One of the reasons I have been jetting back-and-forth to Europe a lot lately is because I’m writing and producing a two-hour movie/pilot for Action Concept that will be shot in Berlin in May for  broadcast on ProSieben (a big German network) and worldwide in international syndication. I’ve waited until we got the firm greenlight before sharing the news with you (I’m superstitious that way).

The project is called FAST TRACK and is about urban street racing (yes, I’m being intentionally vague). The movie will be packed with amazing, street-racing action (check out the Action Concept website to see what these guys can do!) and shot entirely in English. The leading roles are being cast in Los Angeles by Burrows/Boland,  who did LORD OF THE RINGS, KING KONG, CAST AWAY, 21 JUMP STREET, CONTACT, A-TEAM, DIAGNOSIS MURDER and MARTIAL LAW, to name a few.

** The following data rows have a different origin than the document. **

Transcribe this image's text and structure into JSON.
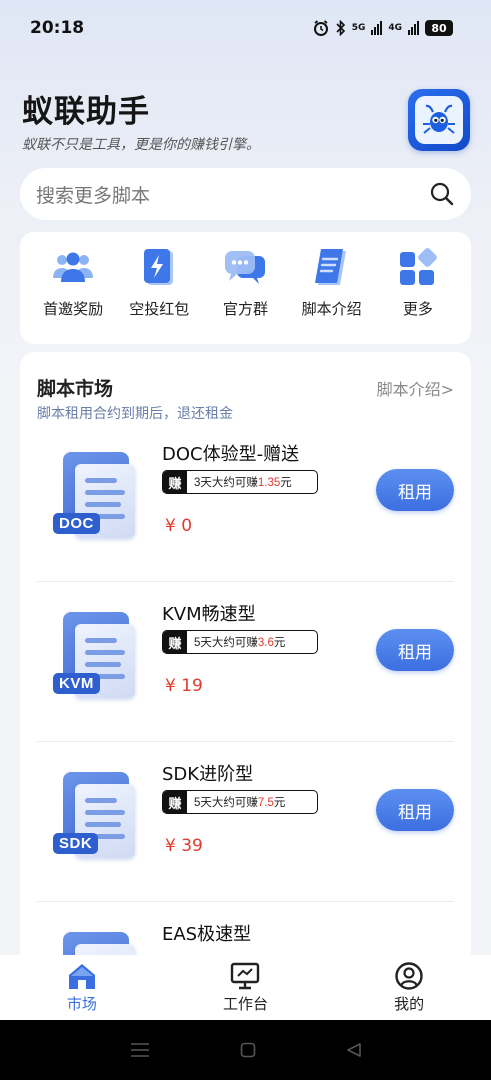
{
  "status_bar": {
    "time": "20:18",
    "network_1": "5G",
    "network_2": "4G",
    "battery": "80"
  },
  "header": {
    "title": "蚁联助手",
    "subtitle": "蚁联不只是工具，更是你的赚钱引擎。",
    "logo_icon": "ant-logo-icon"
  },
  "search": {
    "placeholder": "搜索更多脚本"
  },
  "quick_menu": [
    {
      "label": "首邀奖励",
      "icon": "invite-users-icon"
    },
    {
      "label": "空投红包",
      "icon": "lightning-packet-icon"
    },
    {
      "label": "官方群",
      "icon": "chat-group-icon"
    },
    {
      "label": "脚本介绍",
      "icon": "document-icon"
    },
    {
      "label": "更多",
      "icon": "grid-more-icon"
    }
  ],
  "market": {
    "title": "脚本市场",
    "link": "脚本介绍>",
    "subtitle": "脚本租用合约到期后，退还租金",
    "items": [
      {
        "tag": "DOC",
        "name": "DOC体验型-赠送",
        "earn_badge": "赚",
        "earn_prefix": "3天大约可赚",
        "earn_amount": "1.35",
        "earn_suffix": "元",
        "price": "¥ 0",
        "action": "租用"
      },
      {
        "tag": "KVM",
        "name": "KVM畅速型",
        "earn_badge": "赚",
        "earn_prefix": "5天大约可赚",
        "earn_amount": "3.6",
        "earn_suffix": "元",
        "price": "¥ 19",
        "action": "租用"
      },
      {
        "tag": "SDK",
        "name": "SDK进阶型",
        "earn_badge": "赚",
        "earn_prefix": "5天大约可赚",
        "earn_amount": "7.5",
        "earn_suffix": "元",
        "price": "¥ 39",
        "action": "租用"
      },
      {
        "tag": "",
        "name": "EAS极速型"
      }
    ]
  },
  "bottom_nav": [
    {
      "label": "市场",
      "icon": "home-icon",
      "active": true
    },
    {
      "label": "工作台",
      "icon": "monitor-icon",
      "active": false
    },
    {
      "label": "我的",
      "icon": "user-profile-icon",
      "active": false
    }
  ],
  "colors": {
    "accent": "#3c6fe0",
    "price": "#e23a2e"
  }
}
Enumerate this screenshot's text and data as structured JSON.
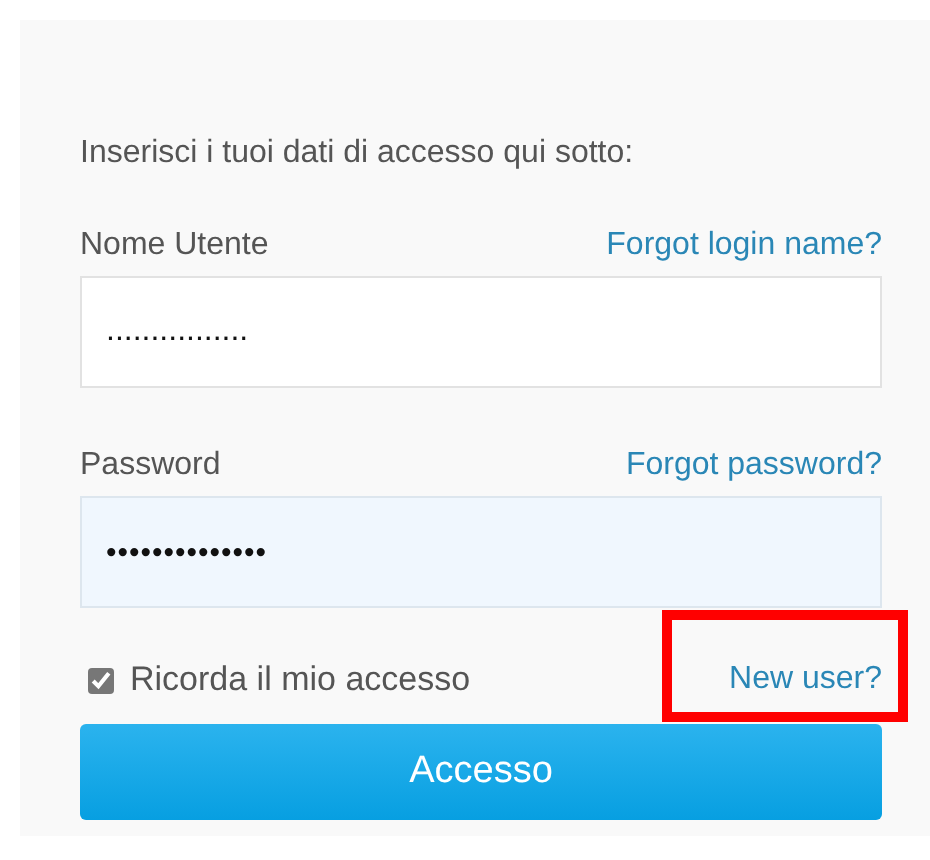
{
  "intro": "Inserisci i tuoi dati di accesso qui sotto:",
  "fields": [
    {
      "kind": "text",
      "label": "Nome Utente",
      "link": "Forgot login name?",
      "value": "................",
      "focused": false
    },
    {
      "kind": "password",
      "label": "Password",
      "link": "Forgot password?",
      "value": "••••••••••••••",
      "focused": true
    }
  ],
  "remember": {
    "label": "Ricorda il mio accesso",
    "checked": true
  },
  "new_user": {
    "label": "New user?",
    "highlighted": true
  },
  "submit": "Accesso"
}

I’ll bring you reports from the set as production moves along.